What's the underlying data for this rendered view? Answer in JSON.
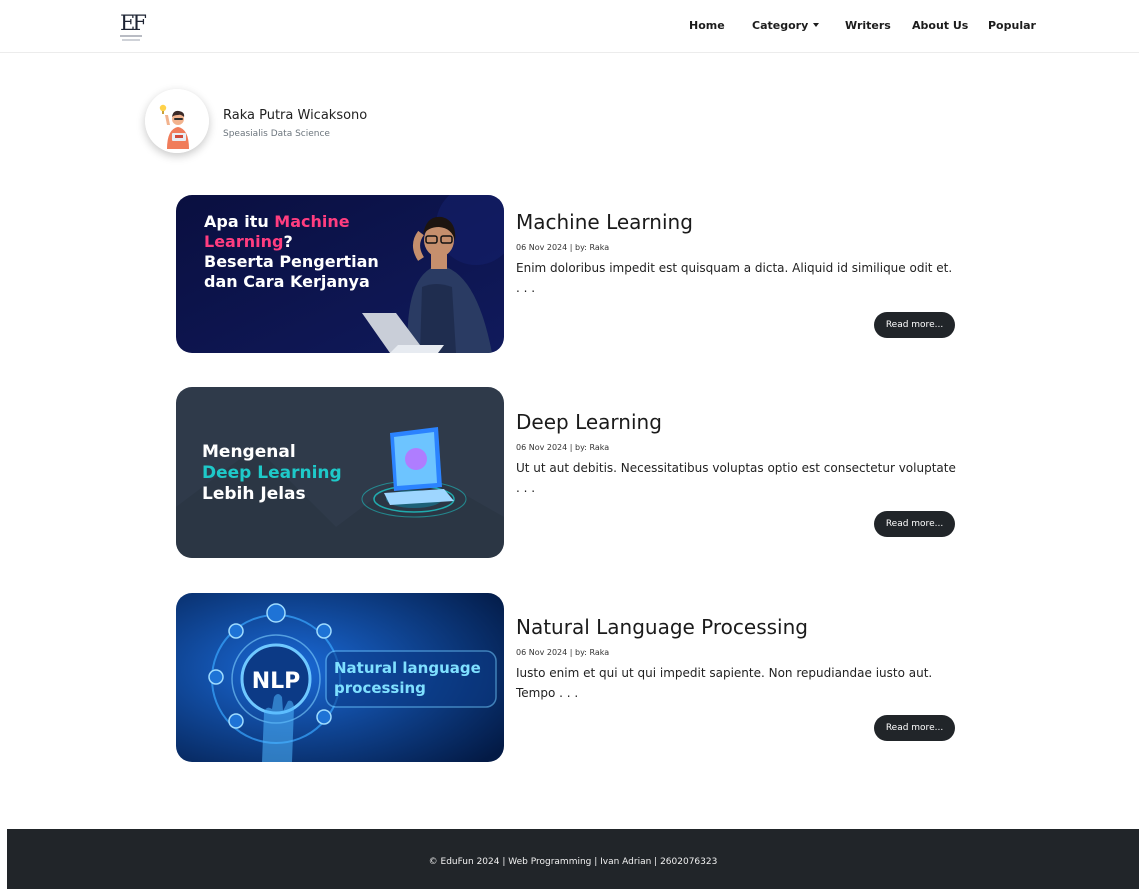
{
  "brand": {
    "logo_text": "EF"
  },
  "nav": {
    "home": "Home",
    "category": "Category",
    "writers": "Writers",
    "about": "About Us",
    "popular": "Popular"
  },
  "author": {
    "name": "Raka Putra Wicaksono",
    "role": "Speasialis Data Science"
  },
  "articles": [
    {
      "title": "Machine Learning",
      "meta": "06 Nov 2024 | by: Raka",
      "excerpt": "Enim doloribus impedit est quisquam a dicta. Aliquid id similique odit et. . . .",
      "read_more": "Read more...",
      "thumb": {
        "line1a": "Apa itu ",
        "line1b": "Machine",
        "line2a": "Learning",
        "line2b": "?",
        "line3": "Beserta Pengertian",
        "line4": "dan Cara Kerjanya"
      }
    },
    {
      "title": "Deep Learning",
      "meta": "06 Nov 2024 | by: Raka",
      "excerpt": "Ut ut aut debitis. Necessitatibus voluptas optio est consectetur voluptate . . .",
      "read_more": "Read more...",
      "thumb": {
        "line1": "Mengenal",
        "line2": "Deep Learning",
        "line3": "Lebih Jelas"
      }
    },
    {
      "title": "Natural Language Processing",
      "meta": "06 Nov 2024 | by: Raka",
      "excerpt": "Iusto enim et qui ut qui impedit sapiente. Non repudiandae iusto aut. Tempo . . .",
      "read_more": "Read more...",
      "thumb": {
        "badge": "NLP",
        "line1": "Natural language",
        "line2": "processing"
      }
    }
  ],
  "footer": {
    "text": "© EduFun 2024 | Web Programming | Ivan Adrian | 2602076323"
  },
  "colors": {
    "dark": "#212529",
    "ml_bg": "#0b1246",
    "ml_accent": "#ff3d7f",
    "dl_bg": "#2f3a4a",
    "dl_accent": "#1ec9c9",
    "nlp_bg": "#062a66"
  }
}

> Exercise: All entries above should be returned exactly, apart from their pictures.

> Expected answer:
What's the underlying data for this rendered view? Answer in JSON.
{
  "brand": {
    "logo_text": "EF"
  },
  "nav": {
    "home": "Home",
    "category": "Category",
    "writers": "Writers",
    "about": "About Us",
    "popular": "Popular"
  },
  "author": {
    "name": "Raka Putra Wicaksono",
    "role": "Speasialis Data Science"
  },
  "articles": [
    {
      "title": "Machine Learning",
      "meta": "06 Nov 2024 | by: Raka",
      "excerpt": "Enim doloribus impedit est quisquam a dicta. Aliquid id similique odit et. . . .",
      "read_more": "Read more...",
      "thumb": {
        "line1a": "Apa itu ",
        "line1b": "Machine",
        "line2a": "Learning",
        "line2b": "?",
        "line3": "Beserta Pengertian",
        "line4": "dan Cara Kerjanya"
      }
    },
    {
      "title": "Deep Learning",
      "meta": "06 Nov 2024 | by: Raka",
      "excerpt": "Ut ut aut debitis. Necessitatibus voluptas optio est consectetur voluptate . . .",
      "read_more": "Read more...",
      "thumb": {
        "line1": "Mengenal",
        "line2": "Deep Learning",
        "line3": "Lebih Jelas"
      }
    },
    {
      "title": "Natural Language Processing",
      "meta": "06 Nov 2024 | by: Raka",
      "excerpt": "Iusto enim et qui ut qui impedit sapiente. Non repudiandae iusto aut. Tempo . . .",
      "read_more": "Read more...",
      "thumb": {
        "badge": "NLP",
        "line1": "Natural language",
        "line2": "processing"
      }
    }
  ],
  "footer": {
    "text": "© EduFun 2024 | Web Programming | Ivan Adrian | 2602076323"
  },
  "colors": {
    "dark": "#212529",
    "ml_bg": "#0b1246",
    "ml_accent": "#ff3d7f",
    "dl_bg": "#2f3a4a",
    "dl_accent": "#1ec9c9",
    "nlp_bg": "#062a66"
  }
}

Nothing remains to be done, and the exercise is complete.